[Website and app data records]
Segment Open
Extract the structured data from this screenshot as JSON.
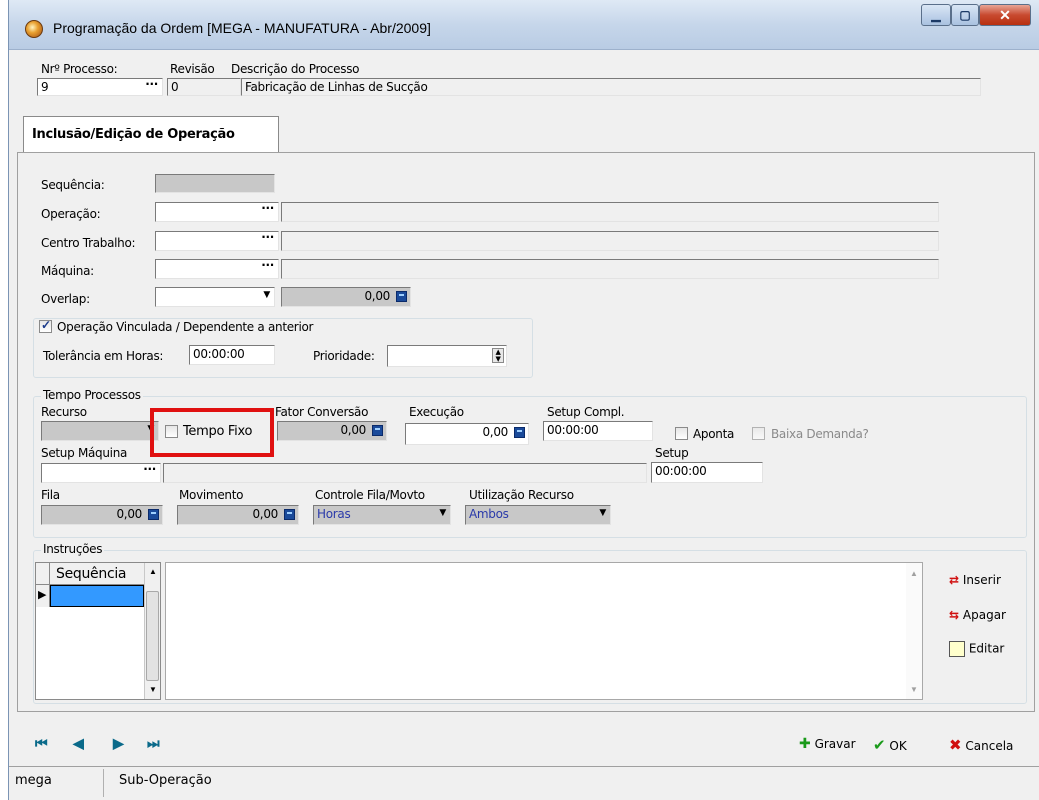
{
  "window": {
    "title": "Programação da Ordem [MEGA - MANUFATURA - Abr/2009]",
    "minimize": "▁",
    "maximize": "▢",
    "close": "✕"
  },
  "header": {
    "process_no_label": "Nrº Processo:",
    "process_no_value": "9",
    "revision_label": "Revisão",
    "revision_value": "0",
    "description_label": "Descrição do Processo",
    "description_value": "Fabricação de Linhas de Sucção"
  },
  "tab": {
    "label": "Inclusão/Edição de Operação"
  },
  "form": {
    "sequencia_label": "Sequência:",
    "operacao_label": "Operação:",
    "centro_label": "Centro Trabalho:",
    "maquina_label": "Máquina:",
    "overlap_label": "Overlap:",
    "overlap_value": "0,00",
    "vinculada_label": "Operação Vinculada / Dependente a anterior",
    "vinculada_checked": true,
    "tolerancia_label": "Tolerância em Horas:",
    "tolerancia_value": "00:00:00",
    "prioridade_label": "Prioridade:"
  },
  "tempo": {
    "group_label": "Tempo Processos",
    "recurso_label": "Recurso",
    "tempo_fixo_label": "Tempo Fixo",
    "fator_label": "Fator Conversão",
    "fator_value": "0,00",
    "execucao_label": "Execução",
    "execucao_value": "0,00",
    "setup_compl_label": "Setup Compl.",
    "setup_compl_value": "00:00:00",
    "aponta_label": "Aponta",
    "baixa_label": "Baixa Demanda?",
    "setup_maquina_label": "Setup Máquina",
    "setup_label": "Setup",
    "setup_value": "00:00:00",
    "fila_label": "Fila",
    "fila_value": "0,00",
    "movimento_label": "Movimento",
    "movimento_value": "0,00",
    "controle_label": "Controle Fila/Movto",
    "controle_value": "Horas",
    "utilizacao_label": "Utilização Recurso",
    "utilizacao_value": "Ambos"
  },
  "instrucoes": {
    "group_label": "Instruções",
    "col_header": "Sequência",
    "inserir": "Inserir",
    "apagar": "Apagar",
    "editar": "Editar"
  },
  "nav": {
    "first": "⏮",
    "prev": "◀",
    "next": "▶",
    "last": "⏭"
  },
  "actions": {
    "gravar": "Gravar",
    "ok": "OK",
    "cancela": "Cancela"
  },
  "status": {
    "user": "mega",
    "context": "Sub-Operação"
  },
  "colors": {
    "highlight": "#e01010",
    "selected_row": "#3399ff"
  }
}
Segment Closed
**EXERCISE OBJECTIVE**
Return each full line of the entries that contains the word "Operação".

**SOLUTION FOR THIS TASK**
    "label": "Inclusão/Edição de Operação"
    "operacao_label": "Operação:",
    "vinculada_label": "Operação Vinculada / Dependente a anterior",
    "context": "Sub-Operação"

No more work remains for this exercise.